Action item
Go through the data below and return each line containing the word "JSON".

(Records from a dataset)

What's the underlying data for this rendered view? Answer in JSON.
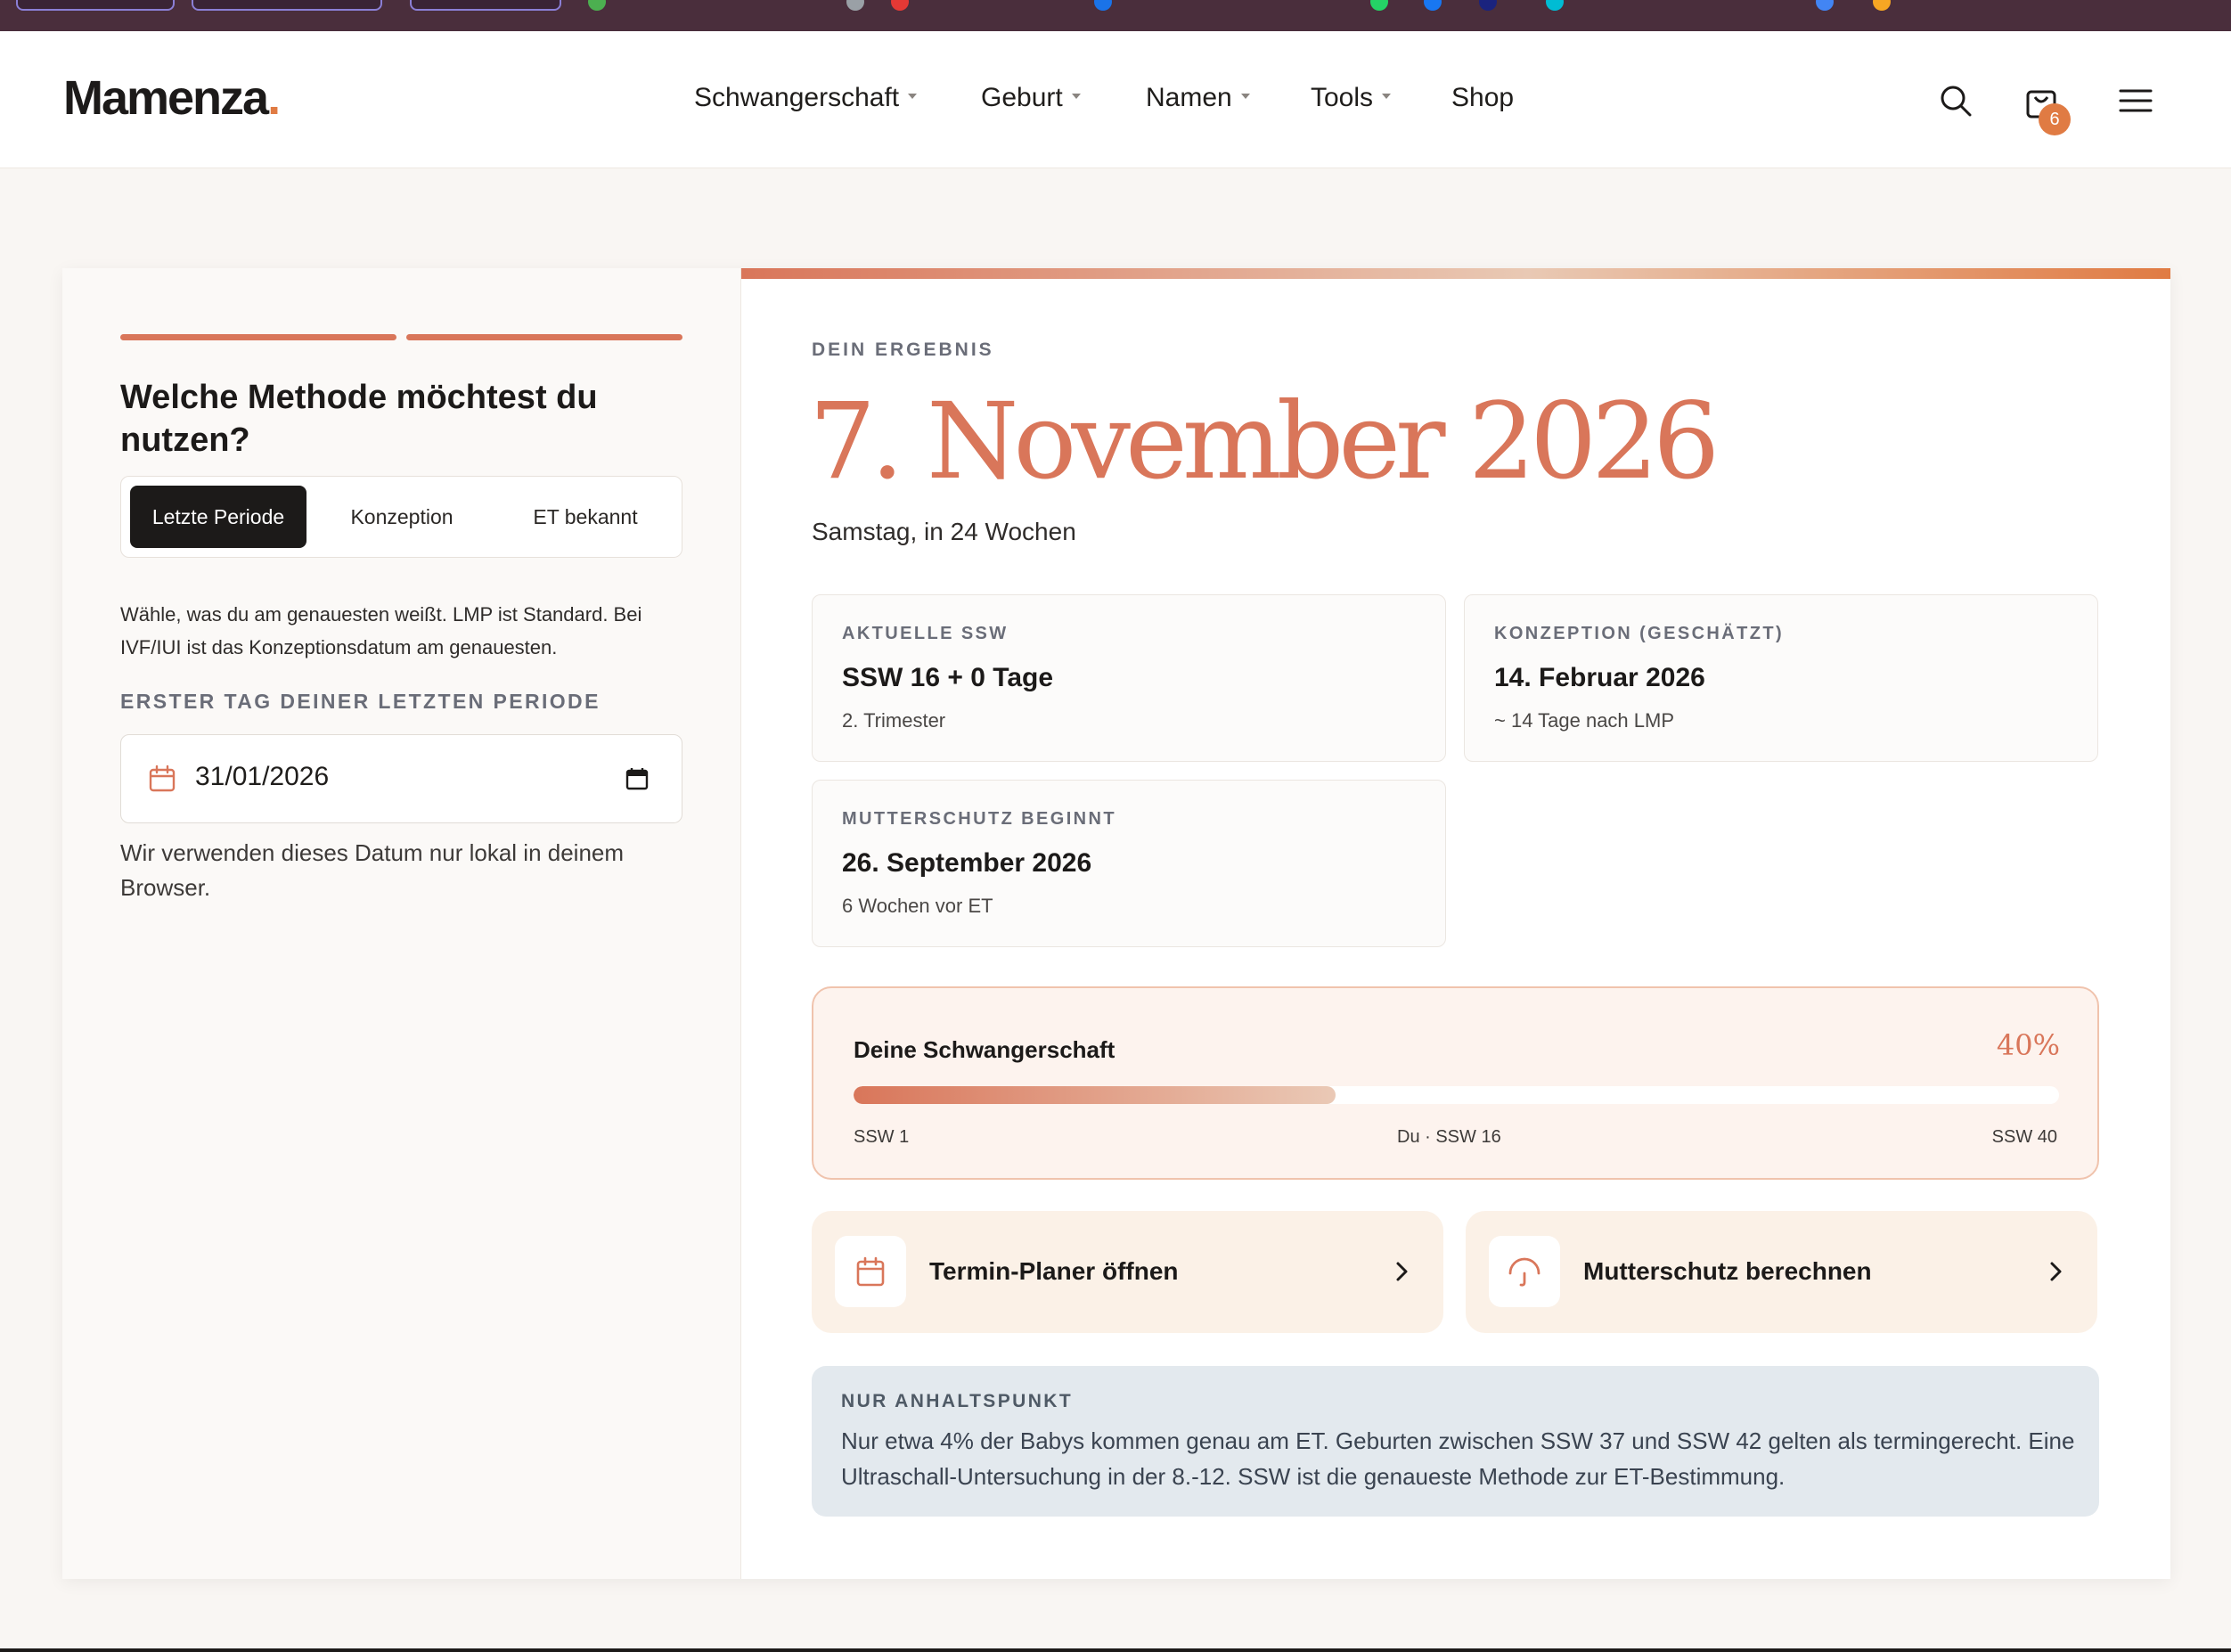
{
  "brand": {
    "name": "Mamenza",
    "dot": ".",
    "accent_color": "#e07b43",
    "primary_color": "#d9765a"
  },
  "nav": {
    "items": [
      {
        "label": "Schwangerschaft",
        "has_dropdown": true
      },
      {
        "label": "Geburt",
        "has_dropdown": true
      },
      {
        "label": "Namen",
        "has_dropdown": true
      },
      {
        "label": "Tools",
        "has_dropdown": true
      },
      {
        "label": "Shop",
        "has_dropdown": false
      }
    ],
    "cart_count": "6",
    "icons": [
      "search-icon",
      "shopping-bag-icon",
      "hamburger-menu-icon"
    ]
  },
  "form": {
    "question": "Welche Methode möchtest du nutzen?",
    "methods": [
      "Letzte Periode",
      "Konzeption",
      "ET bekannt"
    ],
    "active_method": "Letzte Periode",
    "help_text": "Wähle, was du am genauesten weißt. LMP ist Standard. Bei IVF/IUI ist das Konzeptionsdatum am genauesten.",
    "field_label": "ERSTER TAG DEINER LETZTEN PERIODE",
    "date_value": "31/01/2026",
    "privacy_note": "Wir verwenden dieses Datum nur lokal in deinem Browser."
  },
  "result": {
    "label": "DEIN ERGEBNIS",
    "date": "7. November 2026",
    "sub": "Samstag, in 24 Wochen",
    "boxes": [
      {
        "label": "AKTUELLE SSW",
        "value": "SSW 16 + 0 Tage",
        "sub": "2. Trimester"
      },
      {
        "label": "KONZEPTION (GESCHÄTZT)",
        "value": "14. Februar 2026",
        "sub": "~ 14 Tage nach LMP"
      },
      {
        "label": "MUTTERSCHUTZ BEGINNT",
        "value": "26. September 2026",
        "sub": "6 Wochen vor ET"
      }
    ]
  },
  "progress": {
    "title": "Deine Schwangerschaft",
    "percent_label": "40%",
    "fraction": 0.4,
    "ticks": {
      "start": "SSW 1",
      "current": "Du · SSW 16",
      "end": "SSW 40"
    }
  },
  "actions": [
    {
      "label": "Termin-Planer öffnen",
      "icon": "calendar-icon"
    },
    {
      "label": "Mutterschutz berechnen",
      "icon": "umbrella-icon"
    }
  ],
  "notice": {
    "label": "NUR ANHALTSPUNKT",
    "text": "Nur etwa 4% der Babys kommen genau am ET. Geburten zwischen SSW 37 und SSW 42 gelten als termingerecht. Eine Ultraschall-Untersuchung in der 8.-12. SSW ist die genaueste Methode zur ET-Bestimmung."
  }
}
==
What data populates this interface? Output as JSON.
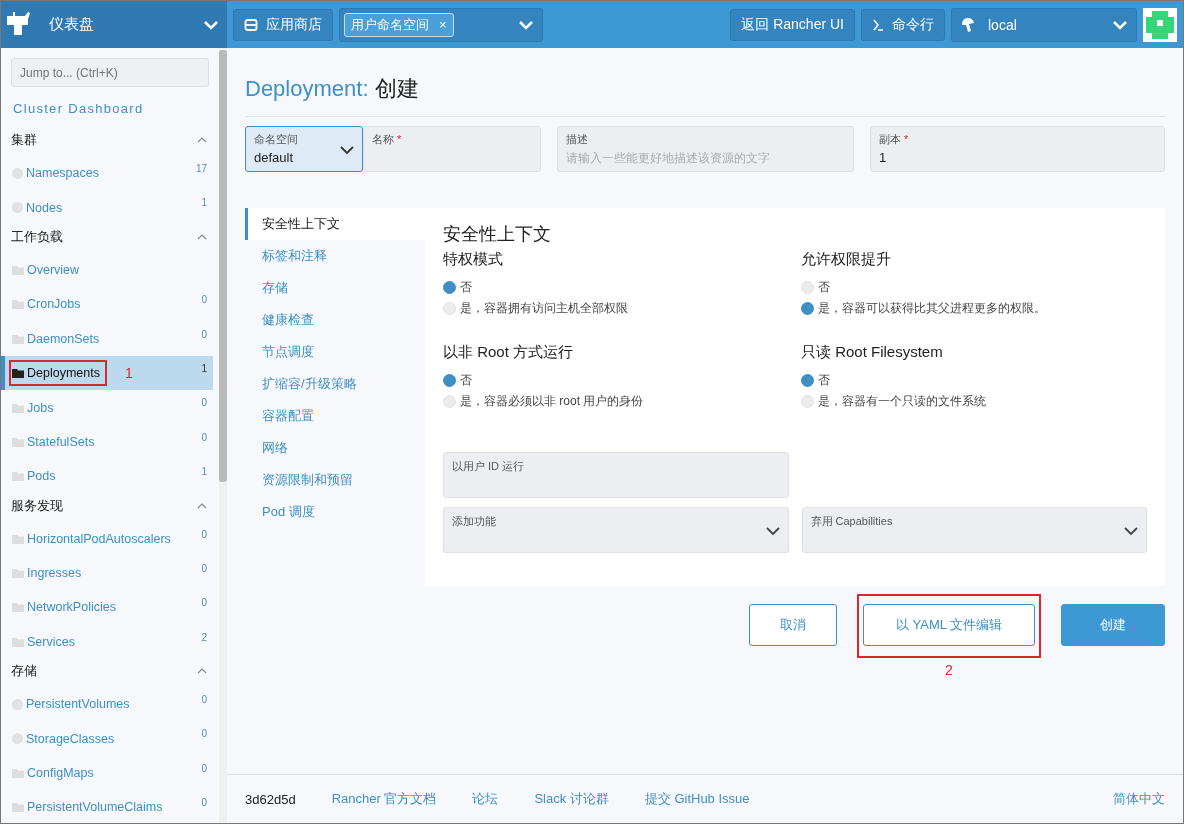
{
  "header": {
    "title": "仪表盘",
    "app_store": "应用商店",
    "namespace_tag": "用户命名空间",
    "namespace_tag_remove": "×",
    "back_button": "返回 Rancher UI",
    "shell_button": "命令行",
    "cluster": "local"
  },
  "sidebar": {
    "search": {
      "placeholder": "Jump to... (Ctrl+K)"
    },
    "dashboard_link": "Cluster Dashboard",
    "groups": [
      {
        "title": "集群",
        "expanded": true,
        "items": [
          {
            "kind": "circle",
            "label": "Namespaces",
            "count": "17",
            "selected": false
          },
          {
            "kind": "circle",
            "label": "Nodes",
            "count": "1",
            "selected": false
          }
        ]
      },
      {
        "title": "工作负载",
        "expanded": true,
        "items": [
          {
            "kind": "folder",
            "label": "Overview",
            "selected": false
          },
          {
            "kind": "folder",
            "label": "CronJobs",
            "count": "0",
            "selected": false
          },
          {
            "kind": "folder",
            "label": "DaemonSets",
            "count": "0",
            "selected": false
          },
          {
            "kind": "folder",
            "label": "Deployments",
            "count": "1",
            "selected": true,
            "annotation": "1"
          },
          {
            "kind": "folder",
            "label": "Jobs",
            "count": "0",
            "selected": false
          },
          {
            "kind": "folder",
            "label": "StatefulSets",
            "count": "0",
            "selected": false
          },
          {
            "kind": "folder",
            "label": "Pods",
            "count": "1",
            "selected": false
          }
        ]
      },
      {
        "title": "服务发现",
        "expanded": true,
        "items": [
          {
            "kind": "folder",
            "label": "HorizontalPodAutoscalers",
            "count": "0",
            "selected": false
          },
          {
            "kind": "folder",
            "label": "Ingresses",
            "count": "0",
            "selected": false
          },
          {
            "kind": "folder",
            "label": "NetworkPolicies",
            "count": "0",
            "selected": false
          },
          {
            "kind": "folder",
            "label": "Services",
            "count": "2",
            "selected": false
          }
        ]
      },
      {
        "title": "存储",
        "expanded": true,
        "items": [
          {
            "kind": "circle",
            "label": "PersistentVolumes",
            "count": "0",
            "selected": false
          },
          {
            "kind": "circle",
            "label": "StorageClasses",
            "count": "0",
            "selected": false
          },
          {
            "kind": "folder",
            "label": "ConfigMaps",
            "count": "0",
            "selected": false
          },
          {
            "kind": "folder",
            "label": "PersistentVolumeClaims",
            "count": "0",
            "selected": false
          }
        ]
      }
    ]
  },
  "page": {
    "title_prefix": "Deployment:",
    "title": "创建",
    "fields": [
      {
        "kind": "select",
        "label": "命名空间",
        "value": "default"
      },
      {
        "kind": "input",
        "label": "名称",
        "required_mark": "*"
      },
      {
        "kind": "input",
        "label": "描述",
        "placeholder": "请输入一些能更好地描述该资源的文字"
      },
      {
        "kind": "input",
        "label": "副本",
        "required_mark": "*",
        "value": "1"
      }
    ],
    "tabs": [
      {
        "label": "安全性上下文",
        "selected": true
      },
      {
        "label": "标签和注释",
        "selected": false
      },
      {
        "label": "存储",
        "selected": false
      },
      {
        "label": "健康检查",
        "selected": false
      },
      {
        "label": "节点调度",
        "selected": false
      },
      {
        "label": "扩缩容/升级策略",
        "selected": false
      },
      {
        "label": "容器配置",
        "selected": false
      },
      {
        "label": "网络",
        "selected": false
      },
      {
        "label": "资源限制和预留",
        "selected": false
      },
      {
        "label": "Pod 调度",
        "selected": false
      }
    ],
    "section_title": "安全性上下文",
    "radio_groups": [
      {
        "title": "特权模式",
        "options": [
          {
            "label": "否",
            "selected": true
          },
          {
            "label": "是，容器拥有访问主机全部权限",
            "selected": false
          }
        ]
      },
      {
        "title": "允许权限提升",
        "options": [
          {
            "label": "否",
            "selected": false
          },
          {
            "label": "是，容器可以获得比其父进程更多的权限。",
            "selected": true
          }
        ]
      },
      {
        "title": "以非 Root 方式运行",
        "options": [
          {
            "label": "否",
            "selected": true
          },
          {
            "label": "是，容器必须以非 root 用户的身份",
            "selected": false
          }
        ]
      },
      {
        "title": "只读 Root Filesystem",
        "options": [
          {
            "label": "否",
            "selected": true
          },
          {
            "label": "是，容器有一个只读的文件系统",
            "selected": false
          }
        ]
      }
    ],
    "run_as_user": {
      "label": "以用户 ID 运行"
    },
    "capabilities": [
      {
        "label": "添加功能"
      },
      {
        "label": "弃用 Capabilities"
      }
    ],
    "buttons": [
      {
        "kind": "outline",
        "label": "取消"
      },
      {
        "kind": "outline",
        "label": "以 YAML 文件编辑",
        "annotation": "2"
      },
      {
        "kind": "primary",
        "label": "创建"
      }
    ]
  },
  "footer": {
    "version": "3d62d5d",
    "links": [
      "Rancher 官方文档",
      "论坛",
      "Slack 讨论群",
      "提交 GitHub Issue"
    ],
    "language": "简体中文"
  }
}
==
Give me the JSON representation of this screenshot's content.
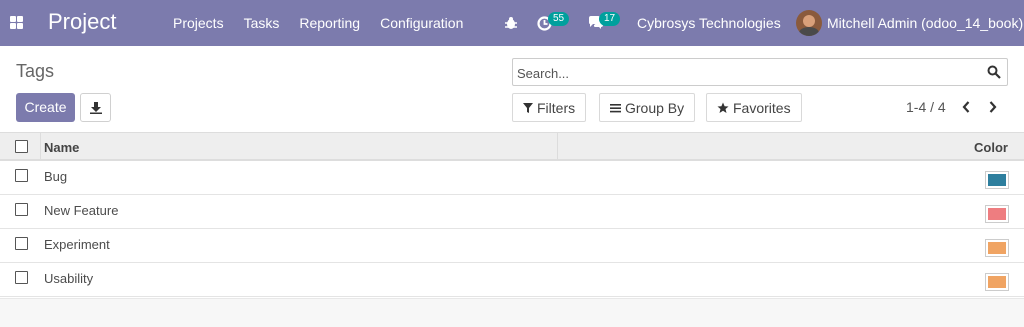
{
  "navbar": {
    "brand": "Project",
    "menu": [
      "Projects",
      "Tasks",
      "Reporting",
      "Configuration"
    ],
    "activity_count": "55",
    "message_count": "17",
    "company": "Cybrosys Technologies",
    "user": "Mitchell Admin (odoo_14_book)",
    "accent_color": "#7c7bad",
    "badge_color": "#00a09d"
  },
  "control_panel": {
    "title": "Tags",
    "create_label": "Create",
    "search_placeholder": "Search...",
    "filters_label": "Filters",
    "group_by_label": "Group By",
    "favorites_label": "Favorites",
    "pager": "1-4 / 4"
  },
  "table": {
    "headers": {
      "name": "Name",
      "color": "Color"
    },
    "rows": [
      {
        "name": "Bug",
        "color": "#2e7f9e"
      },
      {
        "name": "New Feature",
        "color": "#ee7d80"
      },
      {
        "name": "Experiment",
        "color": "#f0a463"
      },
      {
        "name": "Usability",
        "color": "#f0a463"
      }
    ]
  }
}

Exercise result
What's the underlying data for this rendered view? Answer in JSON.
What data populates this interface? Output as JSON.
Give me the JSON representation of this screenshot's content.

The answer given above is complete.